First John is perhaps best described as the book of love. It’s a letter intended for circulation among first-century churches, reminding readers that love is the driving force of Christian faith. John looks at love from all angles: God’s love for us, our love for God, love’s power over fear, its importance as the litmus test for doctrine and discipleship, and so on. After opening the letter with a firm exhortation to resist sin and dark influences, John transitions into his main theme by telling us what not to love: “Do not love the world or anything in the world. If anyone loves the world, love for the Father is not in them.” (1 John 2.15) It sounds fairly basic at first. But when we really think about it, we’re prone to wonder what he’s actually saying. Surely he’s not advocating full-on asceticism here—dispensing with all earthly possessions and relationships to make room for God. How would such a teaching be practical or even possible? Evidently sensing how easily we might jump to that conclusion, John explains what he means and his reasoning behind it.
“Everything in the world—the lust of the flesh, the lust of the eyes, and the pride of life—comes not from the Father but from the world. The world and its desires pass away, but whoever does the will of God lives forever,” he writes in verses 16 and 17. He acknowledges we're naturally vulnerable to passing fancies—be they dreams, compulsions, or ambitions. Such longings aren’t sustainable, John says, because they’re based on self-gratifying emotions like lust and pride. Loving the world or anything in the world ends badly by having little or nothing at all to do with love. It’s about getting, not giving. It doesn’t satisfy our innate craving for love’s lasting presence and pleasures. As each of us no doubt has learned by sorry experience, pinning hopes for meaningful existence on physical, visual, or material cravings never works out. But love, though often tested, never fails, because God is love. If what we’re drawn to—relationships, status, or possessions—appeals only to our desire to have it, rather than our desire to express love through it, we can guarantee it will soon be replaced by another desire that launches another chase after a new illusion. That’s the way of the world.

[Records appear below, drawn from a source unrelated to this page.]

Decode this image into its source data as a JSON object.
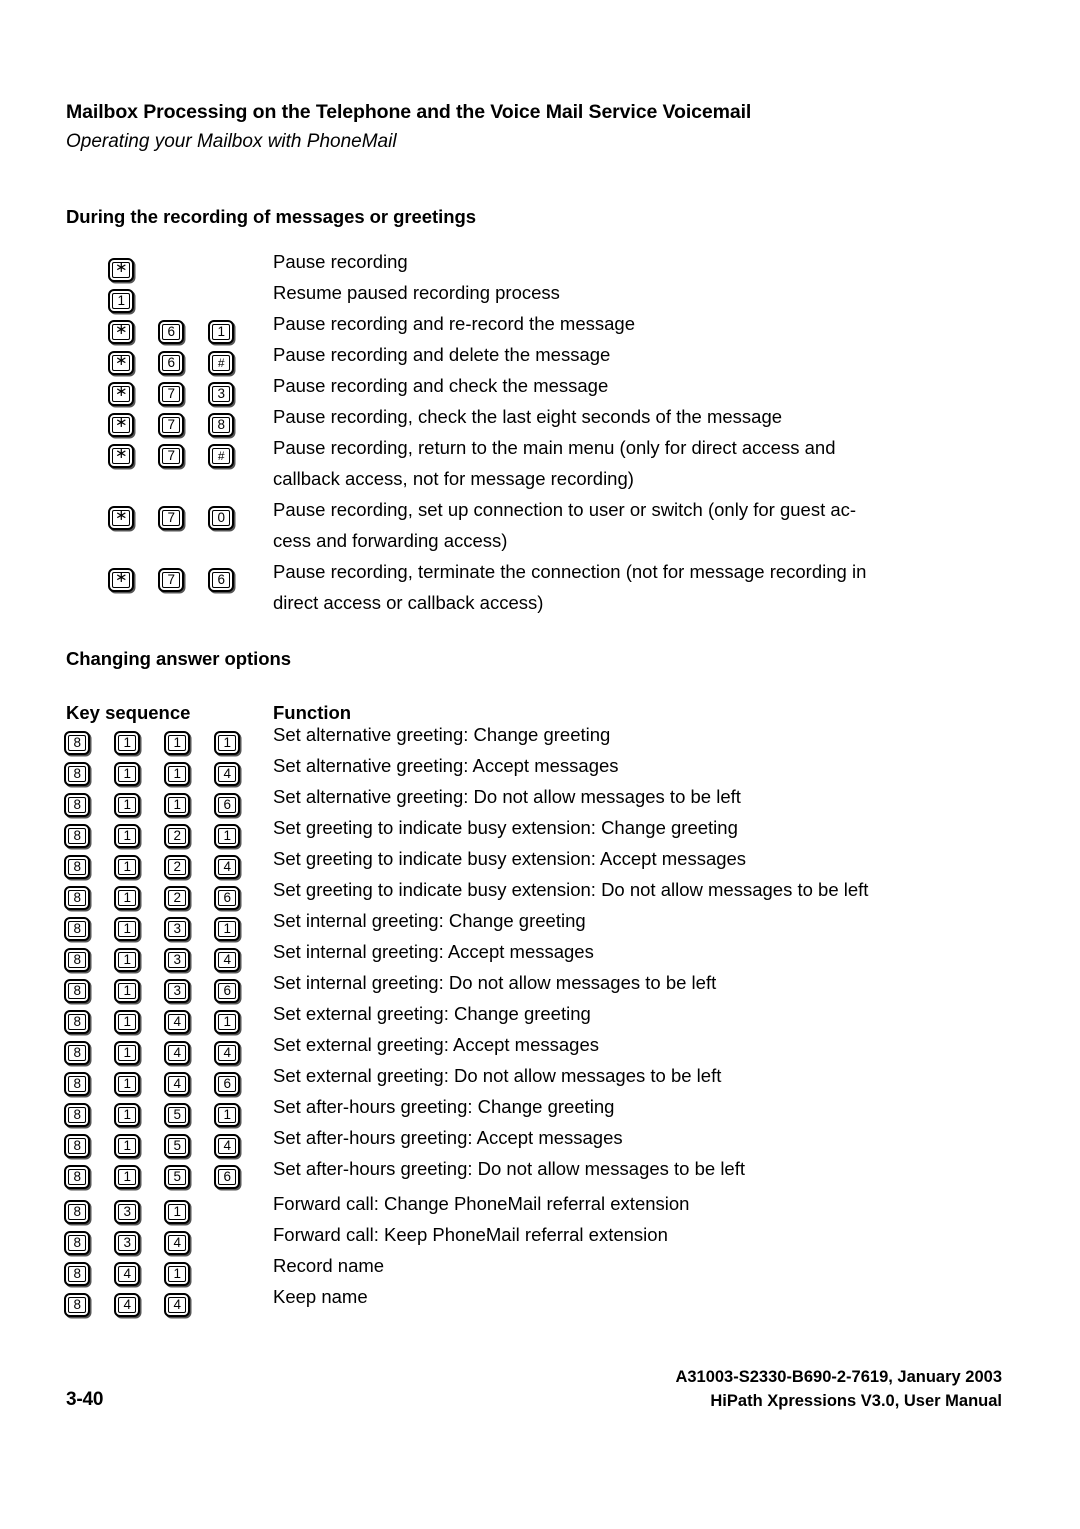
{
  "header": {
    "title": "Mailbox Processing on the Telephone and the Voice Mail Service Voicemail",
    "subtitle": "Operating your Mailbox with PhoneMail"
  },
  "section1": {
    "heading": "During the recording of messages or greetings",
    "rows": [
      {
        "keys": [
          "*"
        ],
        "text": "Pause recording"
      },
      {
        "keys": [
          "1"
        ],
        "text": "Resume paused recording process"
      },
      {
        "keys": [
          "*",
          "6",
          "1"
        ],
        "text": "Pause recording and re-record the message"
      },
      {
        "keys": [
          "*",
          "6",
          "#"
        ],
        "text": "Pause recording and delete the message"
      },
      {
        "keys": [
          "*",
          "7",
          "3"
        ],
        "text": "Pause recording and check the message"
      },
      {
        "keys": [
          "*",
          "7",
          "8"
        ],
        "text": "Pause recording, check the last eight seconds of the message"
      },
      {
        "keys": [
          "*",
          "7",
          "#"
        ],
        "text": "Pause recording, return to the main menu (only for direct access and\ncallback access, not for message recording)"
      },
      {
        "keys": [
          "*",
          "7",
          "0"
        ],
        "text": "Pause recording, set up connection to user or switch (only for guest ac-\ncess and forwarding access)"
      },
      {
        "keys": [
          "*",
          "7",
          "6"
        ],
        "text": "Pause recording, terminate the connection (not for message recording in\ndirect access or callback access)"
      }
    ]
  },
  "section2": {
    "heading": "Changing answer options",
    "columns": {
      "keys": "Key sequence",
      "function": "Function"
    },
    "rows": [
      {
        "keys": [
          "8",
          "1",
          "1",
          "1"
        ],
        "text": "Set alternative greeting: Change greeting"
      },
      {
        "keys": [
          "8",
          "1",
          "1",
          "4"
        ],
        "text": "Set alternative greeting: Accept messages"
      },
      {
        "keys": [
          "8",
          "1",
          "1",
          "6"
        ],
        "text": "Set alternative greeting: Do not allow messages to be left"
      },
      {
        "keys": [
          "8",
          "1",
          "2",
          "1"
        ],
        "text": "Set greeting to indicate busy extension: Change greeting"
      },
      {
        "keys": [
          "8",
          "1",
          "2",
          "4"
        ],
        "text": "Set greeting to indicate busy extension: Accept messages"
      },
      {
        "keys": [
          "8",
          "1",
          "2",
          "6"
        ],
        "text": "Set greeting to indicate busy extension: Do not allow messages to be left"
      },
      {
        "keys": [
          "8",
          "1",
          "3",
          "1"
        ],
        "text": "Set internal greeting: Change greeting"
      },
      {
        "keys": [
          "8",
          "1",
          "3",
          "4"
        ],
        "text": "Set internal greeting: Accept messages"
      },
      {
        "keys": [
          "8",
          "1",
          "3",
          "6"
        ],
        "text": "Set internal greeting: Do not allow messages to be left"
      },
      {
        "keys": [
          "8",
          "1",
          "4",
          "1"
        ],
        "text": "Set external greeting: Change greeting"
      },
      {
        "keys": [
          "8",
          "1",
          "4",
          "4"
        ],
        "text": "Set external greeting: Accept messages"
      },
      {
        "keys": [
          "8",
          "1",
          "4",
          "6"
        ],
        "text": "Set external greeting: Do not allow messages to be left"
      },
      {
        "keys": [
          "8",
          "1",
          "5",
          "1"
        ],
        "text": "Set after-hours greeting: Change greeting"
      },
      {
        "keys": [
          "8",
          "1",
          "5",
          "4"
        ],
        "text": "Set after-hours greeting: Accept messages"
      },
      {
        "keys": [
          "8",
          "1",
          "5",
          "6"
        ],
        "text": "Set after-hours greeting: Do not allow messages to be left"
      },
      {
        "keys": [
          "8",
          "3",
          "1"
        ],
        "text": "Forward call: Change PhoneMail referral extension"
      },
      {
        "keys": [
          "8",
          "3",
          "4"
        ],
        "text": "Forward call: Keep PhoneMail referral extension"
      },
      {
        "keys": [
          "8",
          "4",
          "1"
        ],
        "text": "Record name"
      },
      {
        "keys": [
          "8",
          "4",
          "4"
        ],
        "text": "Keep name"
      }
    ]
  },
  "footer": {
    "page_number": "3-40",
    "doc_id": "A31003-S2330-B690-2-7619, January 2003",
    "manual": "HiPath Xpressions V3.0, User Manual"
  }
}
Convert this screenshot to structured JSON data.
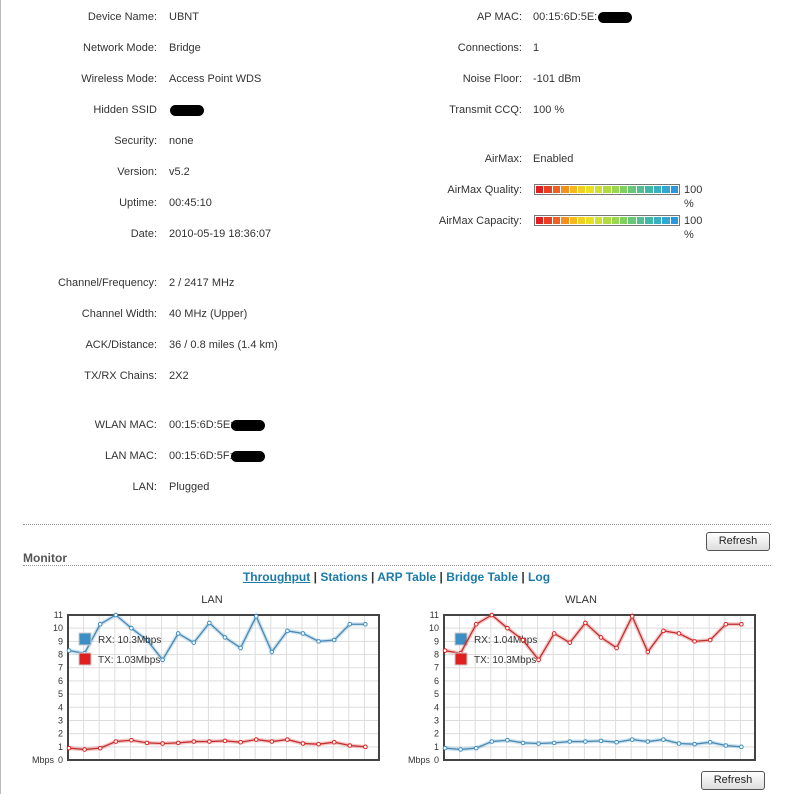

I grew up with two hymns that gain meaning for me by the year. The first says, “Build your hopes on things eternal. Hold to God’s unchanging hand.” The second insists, “Only what you do for Christ will last.” Both summarize John’s wisdom. A life spent on passing fancies is a life wasted. In its extreme, it becomes a life without and unable to give love. It’s a fickle existence absent of God’s sustaining presence and the pleasures we reap by pleasing God.
As we ponder John’s message, suppose we use the New Year’s resolution in a way that surpasses breaking habits or adjusting attitudes. Suppose we resolve to evaluate everything we do for its lasting value. Passing fancies can be fun and harmless, provided we’re aware of how little they provide. They’re too flimsy to build on. What we accomplish by acting upon them isn’t guaranteed to last. They’re not worth much time and energy. We build our hopes on things eternal. We love as Christ commands us, because love lasts. The world and its desires pass away, but whoever does the will of God lives forever.
Basing our lives on passing fancies is like proverbial sandcastle building. What we do won’t last.